Source records:
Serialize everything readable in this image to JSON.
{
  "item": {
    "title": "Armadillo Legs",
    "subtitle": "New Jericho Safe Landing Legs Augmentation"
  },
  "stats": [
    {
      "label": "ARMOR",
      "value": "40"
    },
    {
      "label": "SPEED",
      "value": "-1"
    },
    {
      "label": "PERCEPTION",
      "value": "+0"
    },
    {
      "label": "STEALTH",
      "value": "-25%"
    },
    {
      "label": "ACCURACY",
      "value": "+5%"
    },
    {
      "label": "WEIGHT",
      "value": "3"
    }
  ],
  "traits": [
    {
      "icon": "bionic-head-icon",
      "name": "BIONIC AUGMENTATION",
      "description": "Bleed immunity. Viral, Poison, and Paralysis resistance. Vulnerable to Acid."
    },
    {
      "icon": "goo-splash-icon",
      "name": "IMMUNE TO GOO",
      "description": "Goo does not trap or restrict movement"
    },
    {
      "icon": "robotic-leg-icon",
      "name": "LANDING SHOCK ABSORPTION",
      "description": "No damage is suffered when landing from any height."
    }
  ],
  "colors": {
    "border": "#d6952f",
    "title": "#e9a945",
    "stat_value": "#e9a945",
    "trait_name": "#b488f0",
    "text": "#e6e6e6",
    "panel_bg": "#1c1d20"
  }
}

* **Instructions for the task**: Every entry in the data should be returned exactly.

* **Response**:
Serialize everything readable in this image to JSON.
{
  "item": {
    "title": "Armadillo Legs",
    "subtitle": "New Jericho Safe Landing Legs Augmentation"
  },
  "stats": [
    {
      "label": "ARMOR",
      "value": "40"
    },
    {
      "label": "SPEED",
      "value": "-1"
    },
    {
      "label": "PERCEPTION",
      "value": "+0"
    },
    {
      "label": "STEALTH",
      "value": "-25%"
    },
    {
      "label": "ACCURACY",
      "value": "+5%"
    },
    {
      "label": "WEIGHT",
      "value": "3"
    }
  ],
  "traits": [
    {
      "icon": "bionic-head-icon",
      "name": "BIONIC AUGMENTATION",
      "description": "Bleed immunity. Viral, Poison, and Paralysis resistance. Vulnerable to Acid."
    },
    {
      "icon": "goo-splash-icon",
      "name": "IMMUNE TO GOO",
      "description": "Goo does not trap or restrict movement"
    },
    {
      "icon": "robotic-leg-icon",
      "name": "LANDING SHOCK ABSORPTION",
      "description": "No damage is suffered when landing from any height."
    }
  ],
  "colors": {
    "border": "#d6952f",
    "title": "#e9a945",
    "stat_value": "#e9a945",
    "trait_name": "#b488f0",
    "text": "#e6e6e6",
    "panel_bg": "#1c1d20"
  }
}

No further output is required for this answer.